WORK ORDER: Check every line in the records below for the word "Send" and report how many have it, nothing more.

DATA EXTRACT:
————

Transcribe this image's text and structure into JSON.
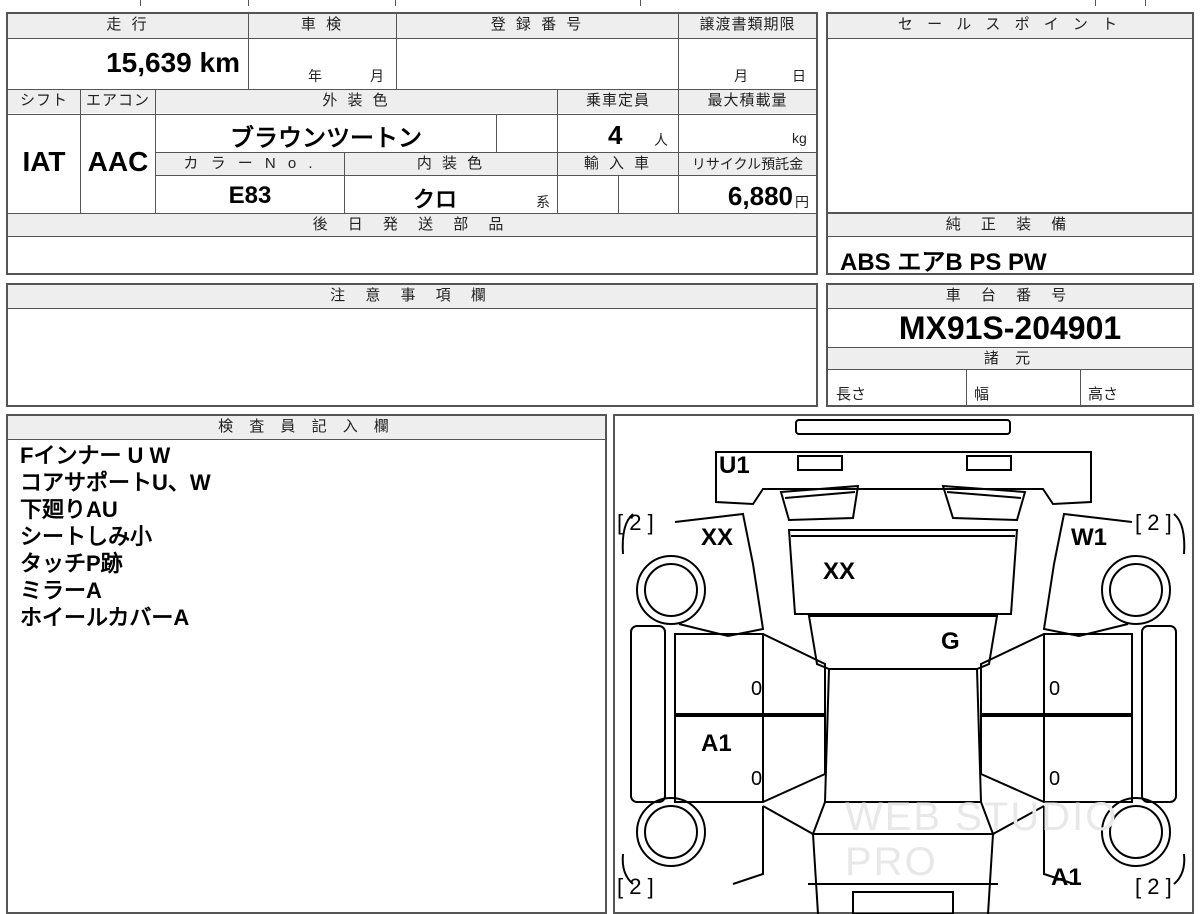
{
  "spec": {
    "labels": {
      "mileage": "走 行",
      "inspection": "車 検",
      "registration": "登 録 番 号",
      "transfer_deadline": "譲渡書類期限",
      "shift": "シフト",
      "aircon": "エアコン",
      "exterior_color": "外 装 色",
      "capacity": "乗車定員",
      "max_load": "最大積載量",
      "color_no": "カ ラ ー N o .",
      "interior_color": "内 装 色",
      "imported": "輸 入 車",
      "recycle": "リサイクル預託金",
      "later_parts": "後 日 発 送 部 品"
    },
    "mileage_value": "15,639",
    "mileage_unit": "km",
    "year_unit": "年",
    "month_unit": "月",
    "deadline_month": "月",
    "deadline_day": "日",
    "shift_value": "IAT",
    "aircon_value": "AAC",
    "exterior_color_value": "ブラウンツートン",
    "capacity_value": "4",
    "capacity_unit": "人",
    "load_unit": "kg",
    "color_no_value": "E83",
    "interior_color_value": "クロ",
    "interior_suffix": "系",
    "recycle_value": "6,880",
    "recycle_unit": "円"
  },
  "sale_points": {
    "header": "セ ー ル ス ポ イ ン ト"
  },
  "equipment": {
    "header": "純 正 装 備",
    "value": "ABS エアB PS PW"
  },
  "caution": {
    "header": "注 意 事 項 欄"
  },
  "chassis": {
    "header": "車 台 番 号",
    "value": "MX91S-204901",
    "specs_header": "諸 元",
    "length": "長さ",
    "width": "幅",
    "height": "高さ"
  },
  "inspector": {
    "header": "検 査 員 記 入 欄",
    "notes": [
      "Fインナー U W",
      "コアサポートU、W",
      "下廻りAU",
      "シートしみ小",
      "タッチP跡",
      "ミラーA",
      "ホイールカバーA"
    ]
  },
  "diagram": {
    "marks": {
      "u1": "U1",
      "xx_left": "XX",
      "xx_hood": "XX",
      "w1": "W1",
      "g": "G",
      "a1_left": "A1",
      "a1_right": "A1",
      "zero_lf": "0",
      "zero_lr": "0",
      "zero_rf": "0",
      "zero_rr": "0",
      "bracket_tl": "[ 2 ]",
      "bracket_tr": "[ 2 ]",
      "bracket_bl": "[ 2 ]",
      "bracket_br": "[ 2 ]"
    },
    "watermark": "WEB STUDIO PRO"
  }
}
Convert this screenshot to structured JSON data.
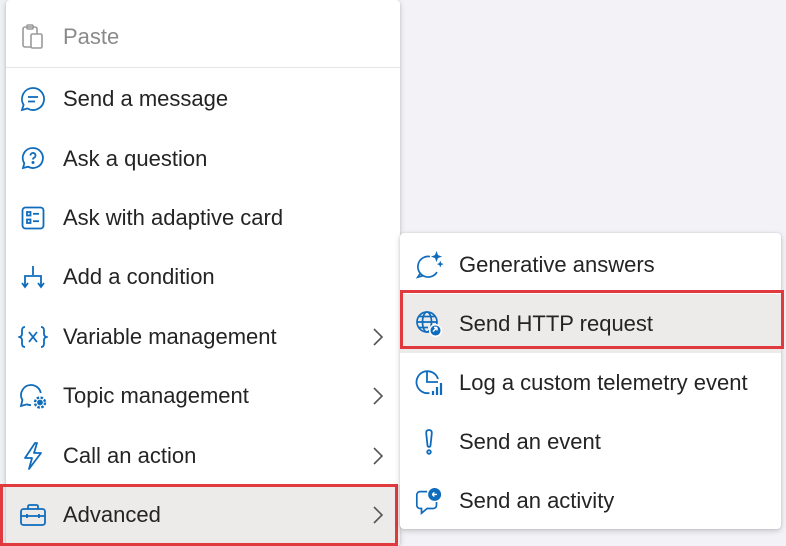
{
  "main_menu": {
    "paste_label": "Paste",
    "items": [
      {
        "label": "Send a message",
        "icon": "chat-bubble-icon"
      },
      {
        "label": "Ask a question",
        "icon": "question-bubble-icon"
      },
      {
        "label": "Ask with adaptive card",
        "icon": "adaptive-card-icon"
      },
      {
        "label": "Add a condition",
        "icon": "branch-icon"
      },
      {
        "label": "Variable management",
        "icon": "variable-icon"
      },
      {
        "label": "Topic management",
        "icon": "topic-gear-icon"
      },
      {
        "label": "Call an action",
        "icon": "lightning-icon"
      },
      {
        "label": "Advanced",
        "icon": "toolbox-icon"
      }
    ]
  },
  "sub_menu": {
    "items": [
      {
        "label": "Generative answers",
        "icon": "sparkle-chat-icon"
      },
      {
        "label": "Send HTTP request",
        "icon": "globe-arrow-icon"
      },
      {
        "label": "Log a custom telemetry event",
        "icon": "telemetry-chart-icon"
      },
      {
        "label": "Send an event",
        "icon": "exclamation-icon"
      },
      {
        "label": "Send an activity",
        "icon": "activity-chat-icon"
      }
    ]
  },
  "colors": {
    "accent": "#0f6cbd",
    "highlight_border": "#e0393e",
    "selected_bg": "#ecebea"
  }
}
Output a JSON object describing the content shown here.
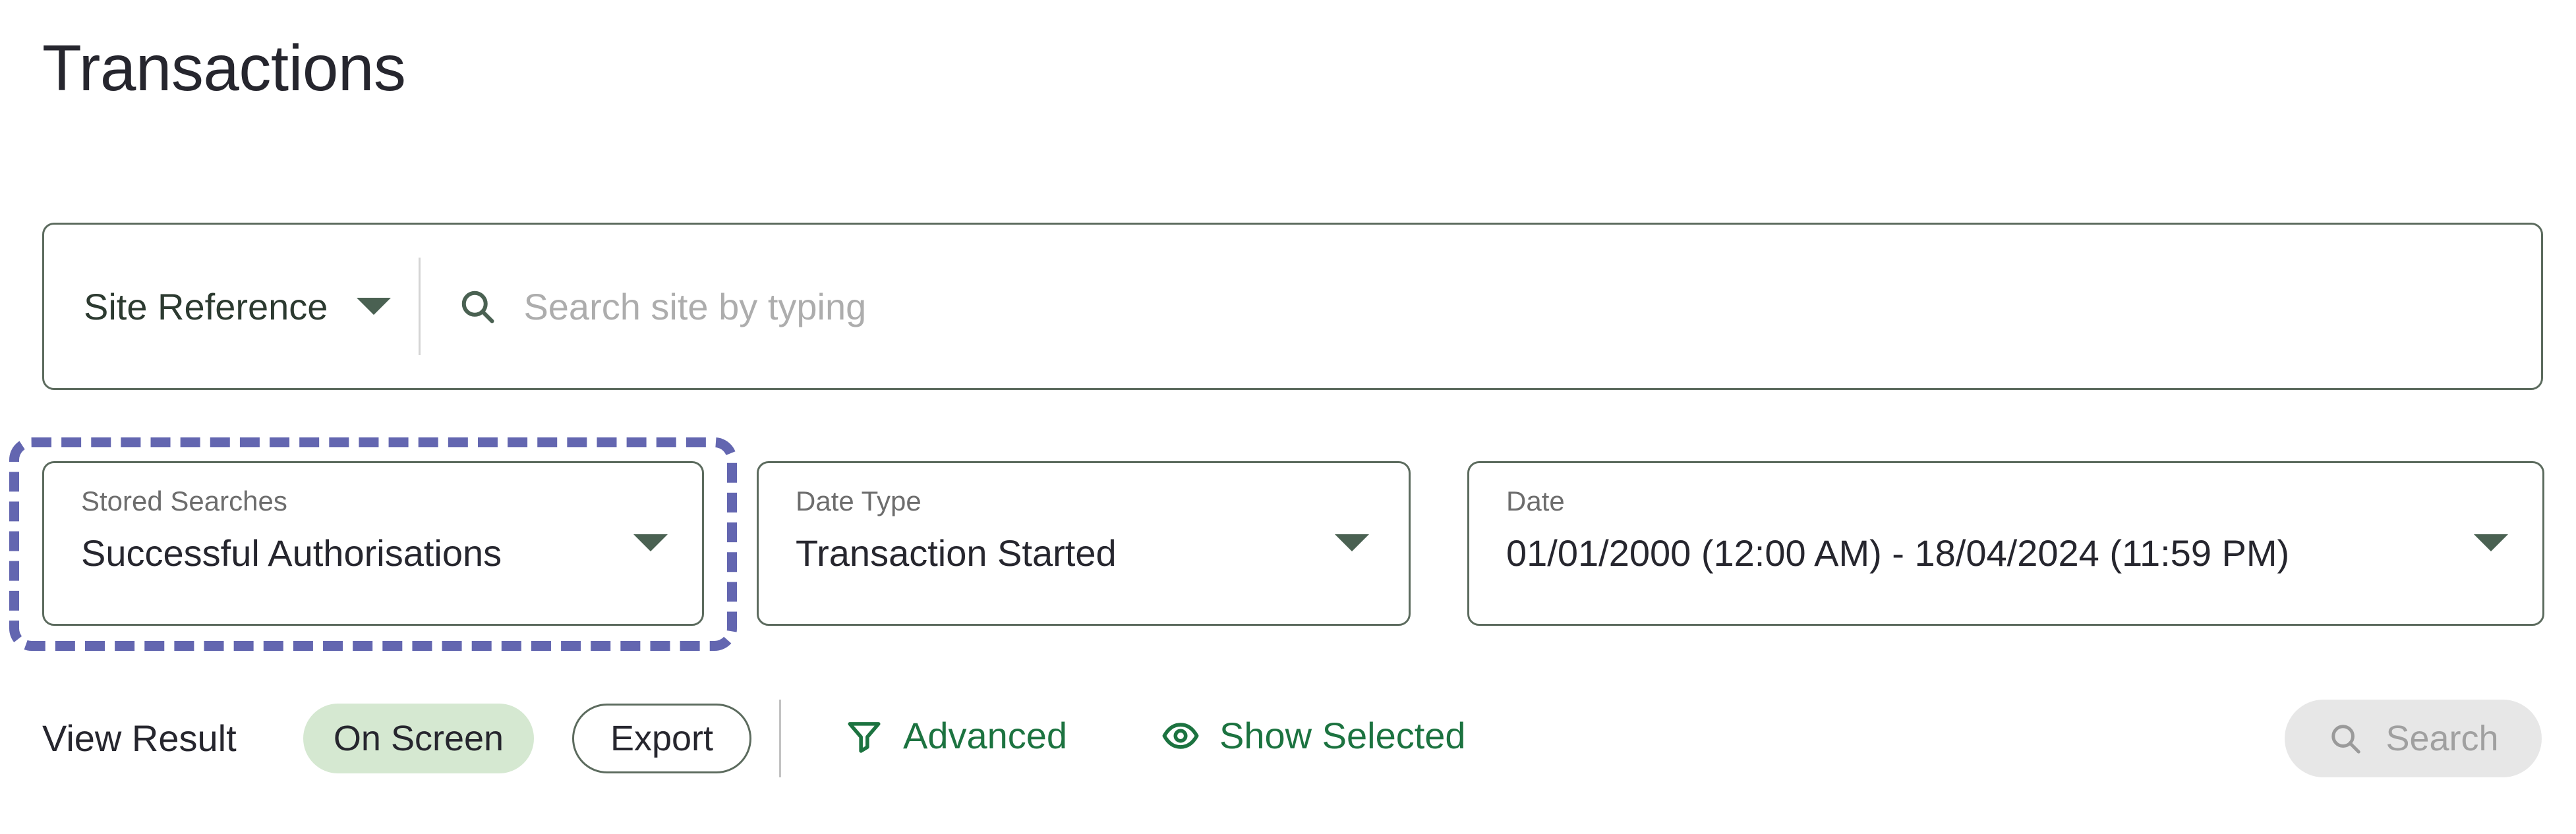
{
  "page": {
    "title": "Transactions"
  },
  "site_search": {
    "type_label": "Site Reference",
    "type_caret_icon": "chevron-down-icon",
    "search_icon": "search-icon",
    "input_value": "",
    "placeholder": "Search site by typing"
  },
  "fields": [
    {
      "label": "Stored Searches",
      "value": "Successful Authorisations",
      "caret_icon": "chevron-down-icon",
      "highlighted": true
    },
    {
      "label": "Date Type",
      "value": "Transaction Started",
      "caret_icon": "chevron-down-icon",
      "highlighted": false
    },
    {
      "label": "Date",
      "value": "01/01/2000 (12:00 AM) - 18/04/2024 (11:59 PM)",
      "caret_icon": "chevron-down-icon",
      "highlighted": false
    }
  ],
  "toolbar": {
    "view_result_label": "View Result",
    "on_screen_label": "On Screen",
    "export_label": "Export",
    "advanced_label": "Advanced",
    "advanced_icon": "filter-funnel-icon",
    "show_selected_label": "Show Selected",
    "show_selected_icon": "eye-icon",
    "search_label": "Search",
    "search_icon": "search-icon"
  },
  "colors": {
    "accent_green": "#1c7340",
    "border_green": "#5c6b5e",
    "highlight_purple": "#6366b0",
    "pill_green_bg": "#d5e8d1",
    "disabled_gray_bg": "#e7e7e7",
    "text_dark": "#26262e",
    "text_muted": "#6d6d6d",
    "placeholder_gray": "#adadad"
  }
}
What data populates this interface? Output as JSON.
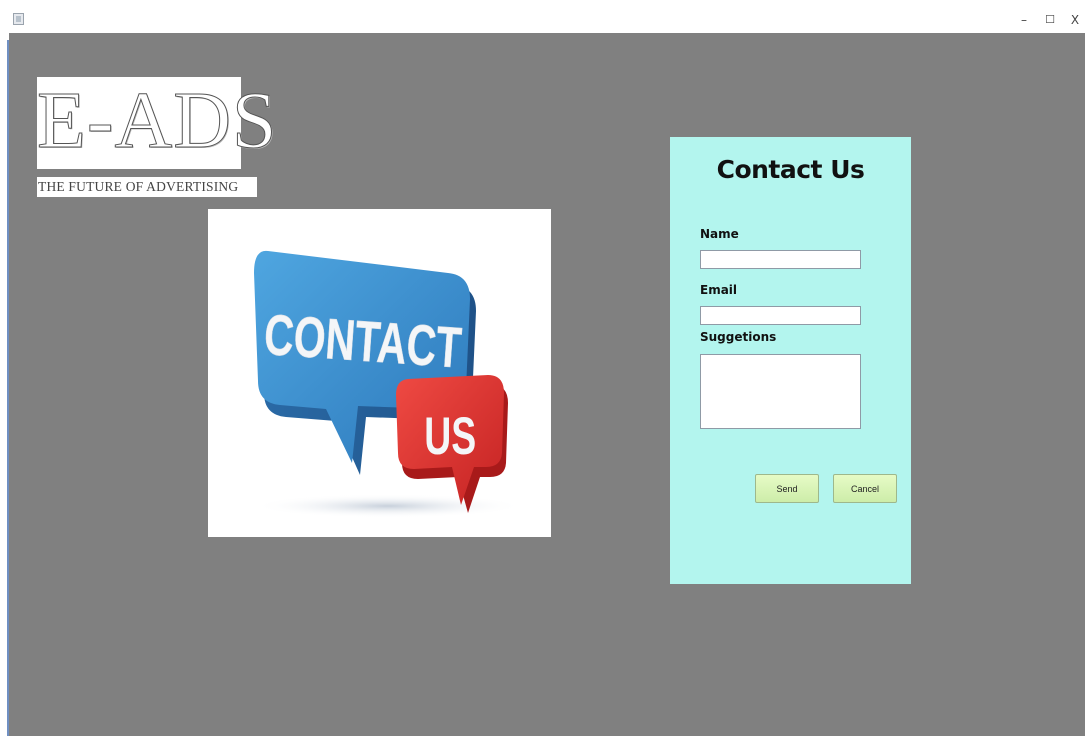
{
  "window": {
    "controls": {
      "minimize": "–",
      "maximize": "☐",
      "close": "X"
    }
  },
  "logo": {
    "title": "E-ADS",
    "tagline": "THE FUTURE OF ADVERTISING"
  },
  "illustration": {
    "big_bubble_text": "CONTACT",
    "small_bubble_text": "US",
    "colors": {
      "big_bubble": "#3a8fcf",
      "small_bubble": "#d8302f"
    }
  },
  "contact_form": {
    "title": "Contact Us",
    "name_label": "Name",
    "name_value": "",
    "email_label": "Email",
    "email_value": "",
    "suggestions_label": "Suggetions",
    "suggestions_value": "",
    "send_label": "Send",
    "cancel_label": "Cancel",
    "panel_color": "#b3f5ee"
  },
  "colors": {
    "background": "#808080"
  }
}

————

SOLUTION FOR THIS TASK: 5